Thousands of Migrants Rescued Off Libyan Coast

Eritrean migrants in Mediterranean Sea
Migrants from Eritrea on a wooden vessel during a rescue operation by Spanish NGO Proactiva, the Mediterranean Sea off the Libyan coast, August 29. Giorgos Moutafis/Reuters

Thousands of migrants and refugees were rescued off the coast of Libya on Monday in one of the largest such operations to date.

Around 40 missions—involving Italian naval ships, the European Union border agency Frontex and several NGOs—rescued around 6,500 people according to the Italian coastguard. The operations took place 12 miles (20 kilometers) off the coast of Sabratha, a town in northwestern Libya, the BBC reported. More than 1,100 migrants and refugees were rescued on Sunday in the same area in an operation led by Spanish humanitarian group Proactiva.

Dramatic video footage shows the migrants and refugees jumping into the sea and swimming to the nearby rescue boats. The migrants and refugees had set off from Libya in small, overcrowded wooden boats with a little fuel, with the apparent intention of getting about 15 miles (24 kilometers) out to sea, where rescuers were operating. Some of those rescued were traveling with children and babies as young as five days old.

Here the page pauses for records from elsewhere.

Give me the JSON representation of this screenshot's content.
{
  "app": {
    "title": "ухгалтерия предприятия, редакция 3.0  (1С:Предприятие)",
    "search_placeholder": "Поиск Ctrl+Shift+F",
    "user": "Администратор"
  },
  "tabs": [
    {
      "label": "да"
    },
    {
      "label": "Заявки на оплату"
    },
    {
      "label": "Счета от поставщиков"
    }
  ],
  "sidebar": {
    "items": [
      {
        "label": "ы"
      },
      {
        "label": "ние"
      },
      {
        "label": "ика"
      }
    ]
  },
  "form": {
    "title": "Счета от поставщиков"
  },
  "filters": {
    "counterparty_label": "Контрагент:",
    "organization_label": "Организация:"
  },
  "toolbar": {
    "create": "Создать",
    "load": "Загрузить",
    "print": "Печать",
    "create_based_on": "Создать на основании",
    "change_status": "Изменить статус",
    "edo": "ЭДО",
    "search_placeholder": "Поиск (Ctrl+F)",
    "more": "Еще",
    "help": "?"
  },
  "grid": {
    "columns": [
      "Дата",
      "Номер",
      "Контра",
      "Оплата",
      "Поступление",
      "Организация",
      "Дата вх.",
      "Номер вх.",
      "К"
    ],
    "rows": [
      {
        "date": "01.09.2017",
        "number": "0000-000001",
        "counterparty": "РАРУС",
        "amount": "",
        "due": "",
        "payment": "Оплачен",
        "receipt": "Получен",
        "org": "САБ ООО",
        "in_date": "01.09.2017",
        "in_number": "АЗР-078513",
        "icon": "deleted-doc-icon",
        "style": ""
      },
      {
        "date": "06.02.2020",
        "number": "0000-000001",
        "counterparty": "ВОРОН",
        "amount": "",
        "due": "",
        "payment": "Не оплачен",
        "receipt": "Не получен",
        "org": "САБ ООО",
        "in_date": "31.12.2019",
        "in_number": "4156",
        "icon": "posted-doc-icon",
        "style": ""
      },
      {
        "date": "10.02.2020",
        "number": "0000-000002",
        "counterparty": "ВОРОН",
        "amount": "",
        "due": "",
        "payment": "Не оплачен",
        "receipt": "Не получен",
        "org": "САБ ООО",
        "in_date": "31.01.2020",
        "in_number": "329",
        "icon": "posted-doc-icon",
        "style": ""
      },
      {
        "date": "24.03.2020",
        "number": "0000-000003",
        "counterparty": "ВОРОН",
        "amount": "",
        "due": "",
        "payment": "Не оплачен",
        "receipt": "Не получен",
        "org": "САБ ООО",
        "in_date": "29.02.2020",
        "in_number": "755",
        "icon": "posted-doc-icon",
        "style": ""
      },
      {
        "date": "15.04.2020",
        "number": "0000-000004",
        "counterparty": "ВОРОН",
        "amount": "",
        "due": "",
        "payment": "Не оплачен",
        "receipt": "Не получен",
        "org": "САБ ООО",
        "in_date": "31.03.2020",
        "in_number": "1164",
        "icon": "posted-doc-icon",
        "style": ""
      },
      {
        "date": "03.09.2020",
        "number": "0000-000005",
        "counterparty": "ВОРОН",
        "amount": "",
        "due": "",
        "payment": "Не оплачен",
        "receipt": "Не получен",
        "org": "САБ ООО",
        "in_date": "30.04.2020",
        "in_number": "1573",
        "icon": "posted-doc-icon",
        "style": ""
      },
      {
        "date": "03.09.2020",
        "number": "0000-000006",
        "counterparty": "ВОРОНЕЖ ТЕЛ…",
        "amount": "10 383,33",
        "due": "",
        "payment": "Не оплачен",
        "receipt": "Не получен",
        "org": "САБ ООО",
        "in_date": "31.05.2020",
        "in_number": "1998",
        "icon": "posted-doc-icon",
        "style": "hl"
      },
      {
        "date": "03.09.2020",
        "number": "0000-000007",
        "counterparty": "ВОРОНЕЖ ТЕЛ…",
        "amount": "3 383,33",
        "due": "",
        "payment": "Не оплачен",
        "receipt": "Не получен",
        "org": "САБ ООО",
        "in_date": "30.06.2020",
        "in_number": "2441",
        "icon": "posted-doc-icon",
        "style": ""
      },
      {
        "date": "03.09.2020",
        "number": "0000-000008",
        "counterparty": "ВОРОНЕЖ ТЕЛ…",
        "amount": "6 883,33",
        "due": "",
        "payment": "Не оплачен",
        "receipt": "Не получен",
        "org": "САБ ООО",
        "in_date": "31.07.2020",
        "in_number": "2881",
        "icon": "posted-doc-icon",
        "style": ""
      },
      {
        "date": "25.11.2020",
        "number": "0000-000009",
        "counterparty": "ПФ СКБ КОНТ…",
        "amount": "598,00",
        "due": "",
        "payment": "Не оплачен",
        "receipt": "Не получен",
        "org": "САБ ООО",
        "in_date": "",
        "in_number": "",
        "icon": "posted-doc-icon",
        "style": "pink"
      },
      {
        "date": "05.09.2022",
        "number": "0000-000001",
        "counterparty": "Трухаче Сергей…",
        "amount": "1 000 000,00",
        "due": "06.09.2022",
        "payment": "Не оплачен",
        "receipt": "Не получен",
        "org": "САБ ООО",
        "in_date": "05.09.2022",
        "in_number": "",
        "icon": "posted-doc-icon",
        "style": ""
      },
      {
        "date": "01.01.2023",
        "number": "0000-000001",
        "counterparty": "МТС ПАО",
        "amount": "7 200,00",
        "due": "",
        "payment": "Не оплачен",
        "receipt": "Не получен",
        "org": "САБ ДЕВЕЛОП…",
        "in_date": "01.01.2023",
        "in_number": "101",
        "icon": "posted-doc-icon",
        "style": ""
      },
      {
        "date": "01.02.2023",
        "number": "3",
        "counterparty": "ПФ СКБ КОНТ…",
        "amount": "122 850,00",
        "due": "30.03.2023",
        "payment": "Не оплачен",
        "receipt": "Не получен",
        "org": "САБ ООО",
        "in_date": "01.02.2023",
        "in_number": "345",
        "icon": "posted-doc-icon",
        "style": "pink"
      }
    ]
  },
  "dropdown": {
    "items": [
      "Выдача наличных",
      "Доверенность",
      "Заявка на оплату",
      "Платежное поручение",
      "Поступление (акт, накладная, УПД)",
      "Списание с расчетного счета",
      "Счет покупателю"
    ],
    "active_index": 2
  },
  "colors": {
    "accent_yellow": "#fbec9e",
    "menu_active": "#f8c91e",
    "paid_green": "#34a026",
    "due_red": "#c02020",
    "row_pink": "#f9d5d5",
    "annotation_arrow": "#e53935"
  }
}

The so-called central Mediterranean route—leaving from northern Libya and arriving in Italy or the nearby island of Lampedusa—has remained under intense pressure and is used largely by sub-Saharan Africans, including Nigerians and Eritreans, seeking economic opportunities or fleeing situations of war or authoritarian governments. Frontex has recorded more than 70,000 illegal border crossings on the route in the first six months of 2016.

More than 2,700 people have died attempting to cross from Libya to Italy in 2016, according to the International Organization for Migration, which also estimated that 275,000 migrants and refugees are waiting to travel from Libya.

In 2015, over 1 million migrants and refugees entered Europe, with many fleeing the civil war in Syria. The EU struck a deal with Turkey in March to clamp down on migrants entering the continental bloc via Greece, reducing the number of people entering via the so-called Eastern Mediterranean route.